I want to start by saying I respect all opinions here. Everybody is entitled to their point of view. I have no desire to see the old industry model come back. However, I think artist that work really hard to bring enjoyment, healing, and many other aspects of music that benefits individuals and society as a whole deserve compensation. Some artist would never reach the level they are at if they had to work other jobs. Musicians have to eat too.
Making quality music is expensive. I don't need to convince gearslutz that fact. We may know that better than anyone.
Music shouldn't be free. Not any more than a bartender workin for free. What motivation would a doctor have for giving up their prime years going to school and working ridiculously long hours to heal the sick. Should they do it for free?
I'm not going to pretend to know the answer, but I can't wait to rally behind the leader that offers a real solution.
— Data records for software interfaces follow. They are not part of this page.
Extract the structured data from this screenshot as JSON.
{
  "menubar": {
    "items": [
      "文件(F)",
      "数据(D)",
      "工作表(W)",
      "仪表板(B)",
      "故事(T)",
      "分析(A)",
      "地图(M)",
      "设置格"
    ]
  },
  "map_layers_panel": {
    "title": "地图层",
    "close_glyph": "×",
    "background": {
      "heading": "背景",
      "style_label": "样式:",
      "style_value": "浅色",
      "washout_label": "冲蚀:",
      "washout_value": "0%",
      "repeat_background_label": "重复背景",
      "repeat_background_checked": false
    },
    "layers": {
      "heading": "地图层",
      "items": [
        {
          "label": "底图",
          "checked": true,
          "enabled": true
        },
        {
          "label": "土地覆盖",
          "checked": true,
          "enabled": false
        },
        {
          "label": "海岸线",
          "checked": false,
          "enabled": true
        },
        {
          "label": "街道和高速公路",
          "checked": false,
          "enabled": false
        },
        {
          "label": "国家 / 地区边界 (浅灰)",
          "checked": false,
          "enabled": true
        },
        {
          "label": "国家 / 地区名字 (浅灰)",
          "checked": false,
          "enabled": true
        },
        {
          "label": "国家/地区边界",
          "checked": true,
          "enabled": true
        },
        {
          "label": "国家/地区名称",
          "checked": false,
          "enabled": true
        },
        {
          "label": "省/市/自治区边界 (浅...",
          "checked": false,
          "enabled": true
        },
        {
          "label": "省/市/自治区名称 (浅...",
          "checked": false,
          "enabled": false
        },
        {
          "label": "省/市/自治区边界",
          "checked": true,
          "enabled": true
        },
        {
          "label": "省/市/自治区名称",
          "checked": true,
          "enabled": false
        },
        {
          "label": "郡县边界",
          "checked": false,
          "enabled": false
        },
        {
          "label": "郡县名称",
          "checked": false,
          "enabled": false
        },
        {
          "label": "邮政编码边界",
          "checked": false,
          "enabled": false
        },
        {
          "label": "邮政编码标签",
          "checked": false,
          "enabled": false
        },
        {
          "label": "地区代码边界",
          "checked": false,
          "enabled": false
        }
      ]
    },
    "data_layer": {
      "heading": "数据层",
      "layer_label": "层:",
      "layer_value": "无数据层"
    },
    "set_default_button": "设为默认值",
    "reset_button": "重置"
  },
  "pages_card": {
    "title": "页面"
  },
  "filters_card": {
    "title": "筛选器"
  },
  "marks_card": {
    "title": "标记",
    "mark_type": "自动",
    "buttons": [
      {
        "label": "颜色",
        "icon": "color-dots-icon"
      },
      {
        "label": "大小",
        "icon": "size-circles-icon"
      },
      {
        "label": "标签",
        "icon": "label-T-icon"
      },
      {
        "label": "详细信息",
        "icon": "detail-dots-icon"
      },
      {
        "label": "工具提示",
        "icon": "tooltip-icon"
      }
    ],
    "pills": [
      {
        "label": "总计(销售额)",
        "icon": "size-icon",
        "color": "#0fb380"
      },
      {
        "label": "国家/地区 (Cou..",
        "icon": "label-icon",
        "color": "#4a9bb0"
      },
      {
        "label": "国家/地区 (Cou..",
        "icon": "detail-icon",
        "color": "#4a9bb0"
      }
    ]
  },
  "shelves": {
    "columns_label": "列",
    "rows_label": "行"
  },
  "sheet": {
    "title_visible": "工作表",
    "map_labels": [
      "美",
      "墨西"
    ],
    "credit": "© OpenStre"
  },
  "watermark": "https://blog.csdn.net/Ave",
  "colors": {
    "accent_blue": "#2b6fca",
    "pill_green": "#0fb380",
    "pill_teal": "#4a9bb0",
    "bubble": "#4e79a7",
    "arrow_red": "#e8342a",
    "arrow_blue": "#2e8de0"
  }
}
i agree with this.
i still think there is hope in a new model label.
one that releases only great music that sounds great.
while it may take five to ten years, that quality if truly honored
and respected will create something with kinetic energy.
revenue is crucial.
i have had wonderful experiences over the past ten years with amazing
musicians who were far more married to their craft than any pursuit of money, but with the luck of landing themselves in a place where there
was in fact, budget, funding, capital, the opportunities for following the
muse were expanded and the food kept everyone's vibe in a great place.
like any pendulum that moves - even if it in fact has stopped moving -
the extremes develop the craft. it is amazing to work with artists who don't have phones and can barely pay rent and have still invested $400 in 2" tape
to make their records sound great.........i guess it is just different. it is truly
strange to be in an industry where something has lost its value.....
people are dancing to mp3s in clubs with ****ty sound systems cranked
into an overwhelmingly agitating experience........what other field has had such regression ?
things sounded better in public spaces in 1978 or 1981 when vinyl and great sound systems made sound an event, and made dancing easy.......

i think making people as aware as possible that there is a hi fidelity experience through hi resolution files would be is understandable that people should not want to buy mp3's. public spaces
should have amazing sound. it should be encouraged.

be well

- jack